reply to Gessler

Sat, 7 May 1994 19:43:09 CDT

Nick, your note is very interesting, but very cryptic. I don't want to put
words in your mouth, but you seem to be making an argument that looks like
some of the recent formulations of "hegemony," e.g., by the Comaroffs. This
may be very far from what you have in mind, but the parallel is still
remarkable. The idea of emergence has been around for quite a while, and
when applied to something like kinship (or other forms of social organization),
you can go back to Edmund Leach's idea of an organizational form as an outcome
of a series of personal decisions that become precedent for other people's
decisions. The form, as perceived by the outside observer, might be assumed to
be primordial or somehow inherent in the "culture", etc., while it is actually
an outcome of (emergent from) a set of conditions to which people have made
adaptive decisions.
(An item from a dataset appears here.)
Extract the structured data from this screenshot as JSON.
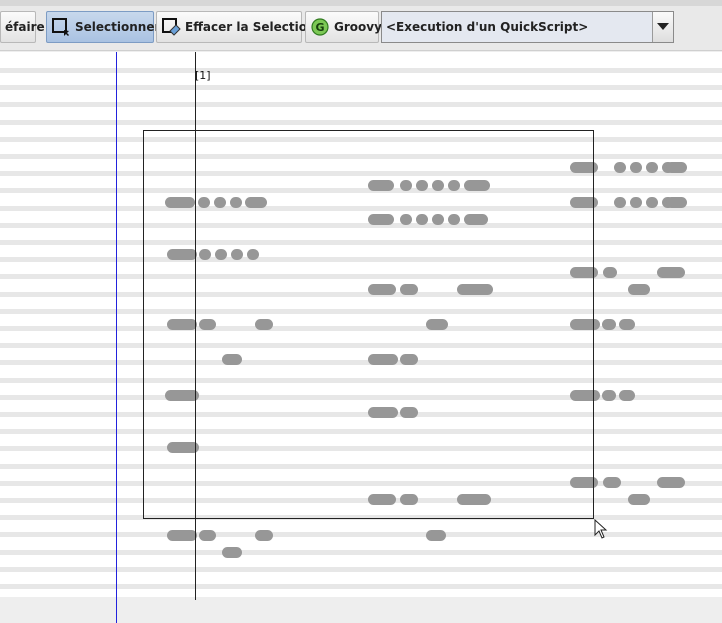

I may have read you wrong, and if so, it would be helpful if you'd flesh out
your point and use some specific ethnographic illustrations to make clear what
you are trying to tell us. I hope that you'll take the time to do this, as I
am fascinated by the re-emergence of kinship as a topic that anthropologists
want to talk about. I have a few ideas of my own, but I'd like to lay back a
while and see what the rest of us think are issues worth pursuing.

Mike Lieber